» Required work
Print each record that follows exactly, leaving the pictures behind.
Top of Dataset excerpts
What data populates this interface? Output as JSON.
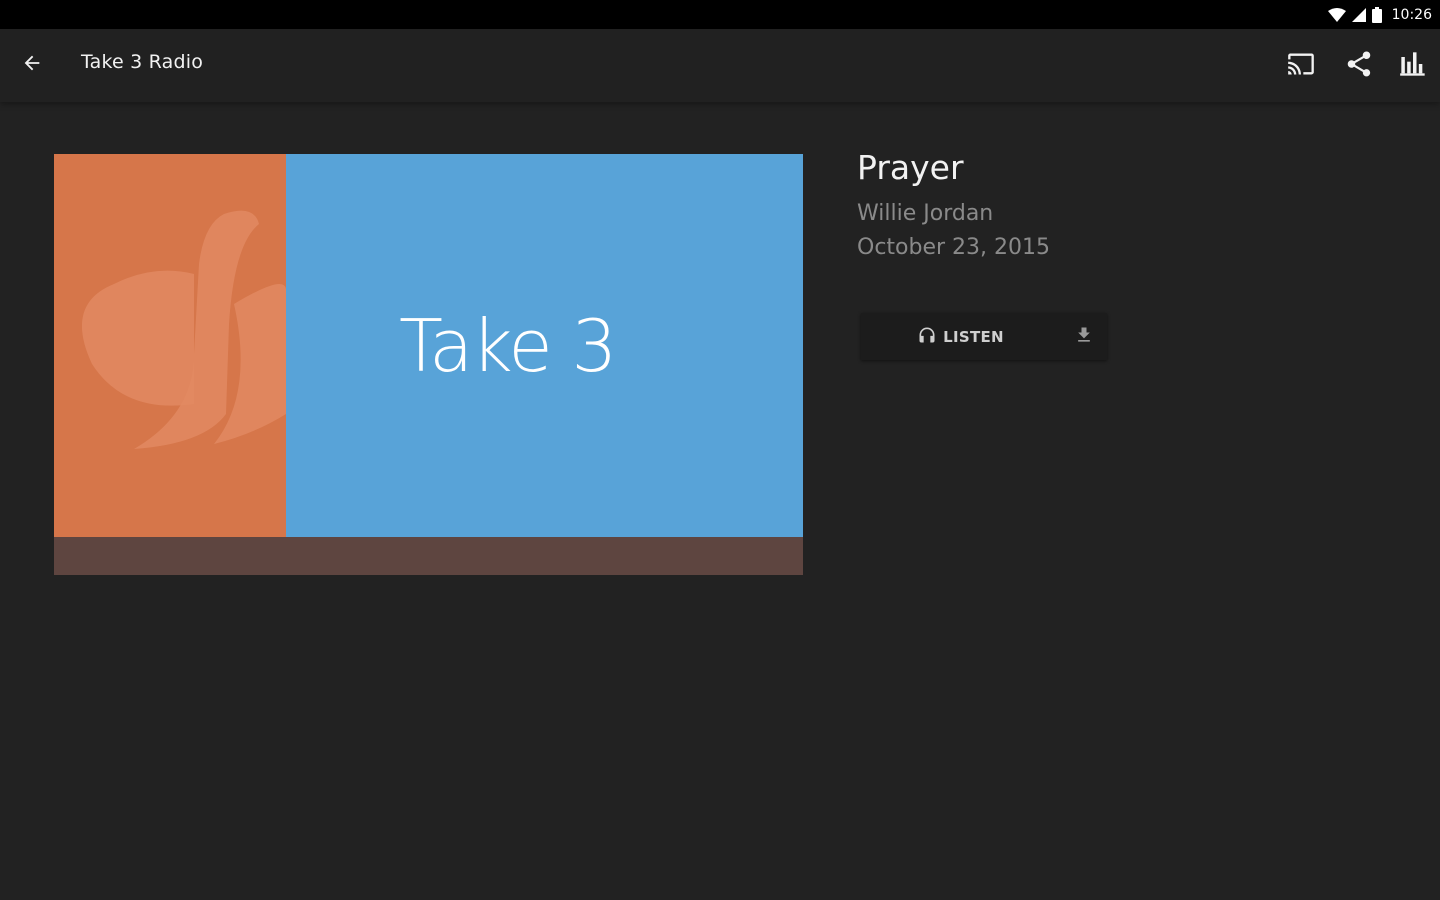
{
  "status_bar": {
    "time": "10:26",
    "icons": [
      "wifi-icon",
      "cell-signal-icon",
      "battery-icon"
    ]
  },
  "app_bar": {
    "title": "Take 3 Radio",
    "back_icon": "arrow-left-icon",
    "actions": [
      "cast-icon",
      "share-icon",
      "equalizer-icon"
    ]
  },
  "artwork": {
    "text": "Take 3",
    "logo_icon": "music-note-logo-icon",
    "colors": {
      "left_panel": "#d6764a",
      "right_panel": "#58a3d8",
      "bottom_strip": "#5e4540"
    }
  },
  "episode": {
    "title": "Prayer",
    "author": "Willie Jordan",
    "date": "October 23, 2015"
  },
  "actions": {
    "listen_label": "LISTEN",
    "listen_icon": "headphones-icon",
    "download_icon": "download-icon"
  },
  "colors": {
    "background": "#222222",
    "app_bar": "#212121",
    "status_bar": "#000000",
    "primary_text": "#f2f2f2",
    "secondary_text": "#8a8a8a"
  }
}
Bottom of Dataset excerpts
» Result of this exercise
What data populates this interface? Output as JSON.
{
  "status_bar": {
    "time": "10:26",
    "icons": [
      "wifi-icon",
      "cell-signal-icon",
      "battery-icon"
    ]
  },
  "app_bar": {
    "title": "Take 3 Radio",
    "back_icon": "arrow-left-icon",
    "actions": [
      "cast-icon",
      "share-icon",
      "equalizer-icon"
    ]
  },
  "artwork": {
    "text": "Take 3",
    "logo_icon": "music-note-logo-icon",
    "colors": {
      "left_panel": "#d6764a",
      "right_panel": "#58a3d8",
      "bottom_strip": "#5e4540"
    }
  },
  "episode": {
    "title": "Prayer",
    "author": "Willie Jordan",
    "date": "October 23, 2015"
  },
  "actions": {
    "listen_label": "LISTEN",
    "listen_icon": "headphones-icon",
    "download_icon": "download-icon"
  },
  "colors": {
    "background": "#222222",
    "app_bar": "#212121",
    "status_bar": "#000000",
    "primary_text": "#f2f2f2",
    "secondary_text": "#8a8a8a"
  }
}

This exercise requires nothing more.